Segment Start: Recorded information

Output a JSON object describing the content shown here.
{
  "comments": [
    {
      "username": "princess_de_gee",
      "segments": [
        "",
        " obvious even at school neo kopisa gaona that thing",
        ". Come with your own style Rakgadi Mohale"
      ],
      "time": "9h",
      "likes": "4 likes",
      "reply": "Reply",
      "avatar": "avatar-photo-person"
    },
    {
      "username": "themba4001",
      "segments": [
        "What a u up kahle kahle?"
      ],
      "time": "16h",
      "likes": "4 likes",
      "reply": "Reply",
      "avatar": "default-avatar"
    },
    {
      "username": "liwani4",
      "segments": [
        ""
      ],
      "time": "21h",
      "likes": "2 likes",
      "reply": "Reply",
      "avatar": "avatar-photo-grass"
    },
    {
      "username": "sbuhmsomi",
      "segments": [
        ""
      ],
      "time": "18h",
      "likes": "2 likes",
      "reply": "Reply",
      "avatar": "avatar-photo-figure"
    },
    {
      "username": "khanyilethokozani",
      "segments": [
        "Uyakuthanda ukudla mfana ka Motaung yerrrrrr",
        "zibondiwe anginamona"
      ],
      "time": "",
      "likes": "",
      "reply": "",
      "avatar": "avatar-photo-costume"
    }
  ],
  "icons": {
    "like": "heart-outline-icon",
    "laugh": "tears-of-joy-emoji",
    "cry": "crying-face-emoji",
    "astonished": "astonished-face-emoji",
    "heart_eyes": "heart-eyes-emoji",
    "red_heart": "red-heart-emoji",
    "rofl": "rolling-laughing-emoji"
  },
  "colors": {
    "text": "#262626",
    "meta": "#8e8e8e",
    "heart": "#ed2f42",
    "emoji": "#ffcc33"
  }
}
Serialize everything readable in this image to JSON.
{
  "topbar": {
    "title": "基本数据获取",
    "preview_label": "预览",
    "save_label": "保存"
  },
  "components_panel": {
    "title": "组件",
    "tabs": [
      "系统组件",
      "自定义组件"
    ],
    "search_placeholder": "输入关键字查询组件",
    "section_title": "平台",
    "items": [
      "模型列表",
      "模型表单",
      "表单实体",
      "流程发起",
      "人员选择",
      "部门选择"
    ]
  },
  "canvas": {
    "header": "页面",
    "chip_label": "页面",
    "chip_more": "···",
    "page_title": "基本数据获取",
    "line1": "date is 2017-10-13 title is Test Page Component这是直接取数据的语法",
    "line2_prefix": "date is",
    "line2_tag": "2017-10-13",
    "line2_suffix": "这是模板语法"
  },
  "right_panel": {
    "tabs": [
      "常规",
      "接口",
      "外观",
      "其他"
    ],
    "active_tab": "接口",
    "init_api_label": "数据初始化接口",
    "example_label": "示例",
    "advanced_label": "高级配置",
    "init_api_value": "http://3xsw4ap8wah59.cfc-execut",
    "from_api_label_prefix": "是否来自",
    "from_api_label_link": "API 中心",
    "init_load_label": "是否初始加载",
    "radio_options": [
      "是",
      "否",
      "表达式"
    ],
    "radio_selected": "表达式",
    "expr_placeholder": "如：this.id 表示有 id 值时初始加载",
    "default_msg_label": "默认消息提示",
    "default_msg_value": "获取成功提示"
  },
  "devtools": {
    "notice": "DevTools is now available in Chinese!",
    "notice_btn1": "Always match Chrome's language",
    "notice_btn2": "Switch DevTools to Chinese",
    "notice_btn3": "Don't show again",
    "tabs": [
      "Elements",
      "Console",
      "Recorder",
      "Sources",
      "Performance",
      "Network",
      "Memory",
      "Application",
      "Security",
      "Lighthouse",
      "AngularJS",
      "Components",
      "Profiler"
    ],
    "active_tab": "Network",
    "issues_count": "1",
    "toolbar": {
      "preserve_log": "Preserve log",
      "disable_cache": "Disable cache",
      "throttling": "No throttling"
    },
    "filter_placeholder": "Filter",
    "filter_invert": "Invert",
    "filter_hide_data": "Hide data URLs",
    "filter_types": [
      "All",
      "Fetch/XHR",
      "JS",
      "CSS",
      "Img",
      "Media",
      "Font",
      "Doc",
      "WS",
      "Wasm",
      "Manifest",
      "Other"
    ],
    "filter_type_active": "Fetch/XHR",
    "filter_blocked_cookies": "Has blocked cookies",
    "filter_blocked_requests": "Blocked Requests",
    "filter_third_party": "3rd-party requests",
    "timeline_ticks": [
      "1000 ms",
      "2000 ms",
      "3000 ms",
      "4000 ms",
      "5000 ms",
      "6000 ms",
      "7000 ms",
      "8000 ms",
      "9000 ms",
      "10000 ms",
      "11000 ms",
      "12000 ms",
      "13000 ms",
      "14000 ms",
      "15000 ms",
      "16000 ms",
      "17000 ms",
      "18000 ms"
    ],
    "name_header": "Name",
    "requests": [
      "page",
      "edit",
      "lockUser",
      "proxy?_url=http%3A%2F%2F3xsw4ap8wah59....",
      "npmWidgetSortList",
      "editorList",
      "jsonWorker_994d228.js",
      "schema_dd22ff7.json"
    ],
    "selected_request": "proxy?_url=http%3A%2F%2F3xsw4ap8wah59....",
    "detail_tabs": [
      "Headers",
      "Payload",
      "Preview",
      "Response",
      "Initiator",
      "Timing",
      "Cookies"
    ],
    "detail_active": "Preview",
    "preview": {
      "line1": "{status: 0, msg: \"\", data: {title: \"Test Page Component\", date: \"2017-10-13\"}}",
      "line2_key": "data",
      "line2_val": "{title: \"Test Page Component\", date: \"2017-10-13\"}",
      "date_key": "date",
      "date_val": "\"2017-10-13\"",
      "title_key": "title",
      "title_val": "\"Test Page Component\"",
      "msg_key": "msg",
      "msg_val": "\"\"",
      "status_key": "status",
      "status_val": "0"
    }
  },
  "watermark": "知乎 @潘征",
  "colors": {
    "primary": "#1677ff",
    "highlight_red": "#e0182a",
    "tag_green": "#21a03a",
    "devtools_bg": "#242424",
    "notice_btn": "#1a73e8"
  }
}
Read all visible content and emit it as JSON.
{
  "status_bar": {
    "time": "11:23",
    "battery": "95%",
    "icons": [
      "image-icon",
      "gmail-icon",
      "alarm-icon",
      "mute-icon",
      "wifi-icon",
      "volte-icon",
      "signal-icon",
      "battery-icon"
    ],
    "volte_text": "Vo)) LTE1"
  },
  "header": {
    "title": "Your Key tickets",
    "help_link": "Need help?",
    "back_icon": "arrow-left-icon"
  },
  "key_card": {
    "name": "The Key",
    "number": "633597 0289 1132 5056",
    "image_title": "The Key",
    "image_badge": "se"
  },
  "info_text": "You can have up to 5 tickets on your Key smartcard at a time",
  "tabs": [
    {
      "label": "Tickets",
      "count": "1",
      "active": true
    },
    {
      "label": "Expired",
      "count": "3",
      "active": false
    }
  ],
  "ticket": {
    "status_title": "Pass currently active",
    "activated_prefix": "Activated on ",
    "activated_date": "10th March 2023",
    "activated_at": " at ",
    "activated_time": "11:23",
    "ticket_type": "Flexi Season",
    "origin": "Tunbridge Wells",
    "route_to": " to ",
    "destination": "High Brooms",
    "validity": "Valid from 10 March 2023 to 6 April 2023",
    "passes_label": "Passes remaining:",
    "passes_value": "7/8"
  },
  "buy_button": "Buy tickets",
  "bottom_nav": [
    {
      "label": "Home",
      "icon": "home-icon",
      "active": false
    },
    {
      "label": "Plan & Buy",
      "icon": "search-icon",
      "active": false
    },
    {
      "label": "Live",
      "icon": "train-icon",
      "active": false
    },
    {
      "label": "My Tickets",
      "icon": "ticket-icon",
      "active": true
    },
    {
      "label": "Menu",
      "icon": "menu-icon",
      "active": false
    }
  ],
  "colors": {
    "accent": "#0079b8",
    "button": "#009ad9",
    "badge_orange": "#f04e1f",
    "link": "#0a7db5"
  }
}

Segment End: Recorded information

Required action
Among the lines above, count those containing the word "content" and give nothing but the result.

Answer to this task
2